COVID-19: Communication Learnings from our Armed Forces03/08/2020
On 4th July, UK lockdown measures triggered by the COVID-19 pandemic eased, with government guidance around social distancing measures reduced to one-metre plus from two-metres.
While the lifting of lockdown comes as a great relief for business owners, we must not understate the importance of employee confidence. Safeguarding measures do exist, but businesses need to communicate these effectively. As we transition out of lockdown, a consistent, sustained, and regular form of communication, from both government and business with all stakeholders, will be essential to restore confidence.
The UK’s armed forces have played a crucial role in supporting the country throughout the pandemic. General Sir Nick Carter, Chief of the Defence Staff, stated during one of the daily coronavirus briefings that the crisis is “the single greatest logistics challenge” faced in modern times. The armed forces have played a huge role as part of the government’s response, supporting with the build of Nightingale Hospitals, delivering Personal Protective Equipment (PPE), running mobile testing centres, and supporting ambulance services.
Accordingly, there is an incredible amount that we can learn from those in uniform as we continue to reopen the economy and ease the lockdown. We couldn’t prevent the pandemic, but we can and must work collectively to regain stakeholder and broader societal confidence.
Boosting employee morale
Good morale is imperative in the army. Without it, there can be no way of ensuring trust and a sense of shared purpose. Similarly, businesses need to focus on maintaining and enhancing staff morale to facilitate a wholesale return to work. The brave members of our armed forces, as a part of their contract with the state, put their bodies on the line. Equally, there has been wholesale enlightenment of society to the actions of our key workers and frontline staff keeping us all safe and well. But it isn’t only the NHS that should be celebrated. Spare a thought for the supermarket home delivery personnel too, now rightfully known as “essential workers”. Without their efforts to deliver food to the homes of the most at-risk, particularly at the beginning of the crisis, more people may well have been harmed or suffered.
Effective internal communications
The high levels of discipline instilled in soldiers is another learning that we should adopt. For the foreseeable, it will be regular members of staff who are responsible for guaranteeing the safety of customers. Business leaders must ensure their team understands that tasks such as regular cleaning of surfaces may be tedious, but they are necessary steps to protect customers, staff and the country at-large at this crucial time. Discipline will keep the country safe.
Preparation and discipline

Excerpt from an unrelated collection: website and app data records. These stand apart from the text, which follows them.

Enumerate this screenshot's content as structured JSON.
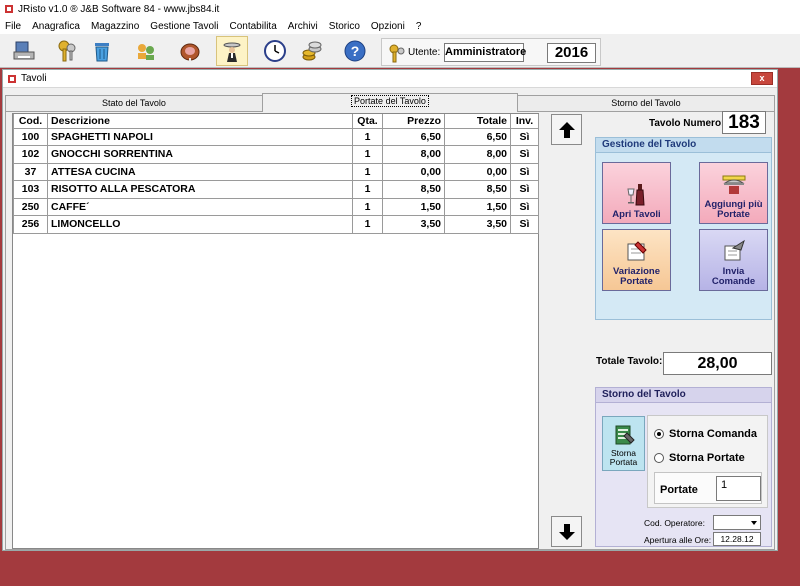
{
  "app": {
    "title": "JRisto v1.0 ® J&B Software 84 - www.jbs84.it"
  },
  "menu": [
    "File",
    "Anagrafica",
    "Magazzino",
    "Gestione Tavoli",
    "Contabilita",
    "Archivi",
    "Storico",
    "Opzioni",
    "?"
  ],
  "toolbar": {
    "icons": [
      "print-settings-icon",
      "keys-icon",
      "trash-icon",
      "people-icon",
      "ham-icon",
      "waiter-icon",
      "clock-icon",
      "coins-icon",
      "help-icon"
    ],
    "active_index": 5
  },
  "user": {
    "label": "Utente:",
    "name": "Amministratore",
    "year": "2016"
  },
  "window": {
    "title": "Tavoli",
    "close": "x"
  },
  "tabs": [
    {
      "label": "Stato del Tavolo",
      "selected": false
    },
    {
      "label": "Portate del Tavolo",
      "selected": true
    },
    {
      "label": "Storno del Tavolo",
      "selected": false
    }
  ],
  "table": {
    "headers": {
      "cod": "Cod.",
      "desc": "Descrizione",
      "qta": "Qta.",
      "prezzo": "Prezzo",
      "totale": "Totale",
      "inv": "Inv."
    },
    "rows": [
      {
        "cod": "100",
        "desc": "SPAGHETTI NAPOLI",
        "qta": "1",
        "prezzo": "6,50",
        "totale": "6,50",
        "inv": "Sì"
      },
      {
        "cod": "102",
        "desc": "GNOCCHI SORRENTINA",
        "qta": "1",
        "prezzo": "8,00",
        "totale": "8,00",
        "inv": "Sì"
      },
      {
        "cod": "37",
        "desc": "ATTESA CUCINA",
        "qta": "1",
        "prezzo": "0,00",
        "totale": "0,00",
        "inv": "Sì"
      },
      {
        "cod": "103",
        "desc": "RISOTTO ALLA PESCATORA",
        "qta": "1",
        "prezzo": "8,50",
        "totale": "8,50",
        "inv": "Sì"
      },
      {
        "cod": "250",
        "desc": "CAFFE´",
        "qta": "1",
        "prezzo": "1,50",
        "totale": "1,50",
        "inv": "Sì"
      },
      {
        "cod": "256",
        "desc": "LIMONCELLO",
        "qta": "1",
        "prezzo": "3,50",
        "totale": "3,50",
        "inv": "Sì"
      }
    ]
  },
  "tavolo": {
    "label": "Tavolo Numero:",
    "number": "183"
  },
  "gestione": {
    "title": "Gestione del Tavolo",
    "apri": "Apri Tavoli",
    "aggiungi": "Aggiungi più Portate",
    "variazione": "Variazione Portate",
    "invia": "Invia Comande"
  },
  "totale": {
    "label": "Totale Tavolo:",
    "value": "28,00"
  },
  "storno": {
    "title": "Storno del Tavolo",
    "button": "Storna Portata",
    "opt_comanda": "Storna Comanda",
    "opt_portate": "Storna Portate",
    "selected": "comanda",
    "portate_label": "Portate",
    "portate_value": "1",
    "operatore_label": "Cod. Operatore:",
    "operatore_value": "",
    "apertura_label": "Apertura alle Ore:",
    "apertura_value": "12.28.12"
  },
  "colors": {
    "background": "#a33a3e",
    "panel": "#f0f0f0",
    "gestione_bg": "#d4e9f5",
    "storno_bg": "#e6e4f4"
  }
}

The training that members of the armed forces receive, even from the relatively junior ranks, encourages them to rigorously plan operations, consider everyone’s responsibilities, and analyse what could potentially go wrong in any given scenario. During and post-COVID-19, businesses that take such a forensic approach to operational planning, message discipline and broader communications are the ones that will thrive and actively engage both employees and external stakeholders.
Effective communication can be successfully achieved if business leaders regularly speak to and listen to their stakeholders. Before taking action and important decisions, commanding officers rely on intelligence and feedback from operations and those on the ground. Without this basic two-way engagement, there is a real risk of disconnect, sometimes with disastrous consequences. An open and thoughtful dialogue is crucial to ensuring not only good morale but a well-defined and understood strategy. This style of leadership is also important as it ensures that there is a plan to move forward that is adaptable to the needs of the business. In a crisis scenario, as we are currently in, vigilance is equally as important. Business leaders need to be both empathetic but also demonstrate a clear sense of purpose and understanding of the needs of staff and broader stakeholders no matter their position in the chain of command.
Leadership skills and abilities should not be expected to only emanate from those who are at the upper echelons of an organisation. In the armed forces, officers of every rank are trained in basic operational planning, including giving and obeying orders. As we transition through the ‘new normal’, all levels within an organisation are expected to develop and display their leadership skills, as they are in the armed forces. Adherence to this model will undoubtedly have an exponential impact on how businesses operate and perform.
Our armed forces have helped us cope during the COVID-19 pandemic and supported us while we have found our feet. Now is, therefore, an opportune moment for us to take note and apply the learnings from the men and women that defend our country so valiantly and diligently. It won’t be easy, but good morale and a demonstration of flexibility in decision making will make the recovery that much quicker and easier. Preparation prevents poor performance. Ensure your business is ready through effective communication.
Leon Cook is Founder and Managing Director of Atticus Communications
To find out more about how Atticus Communications can help guide your organisation post the COVID-19 crisis, get in touch: email@example.com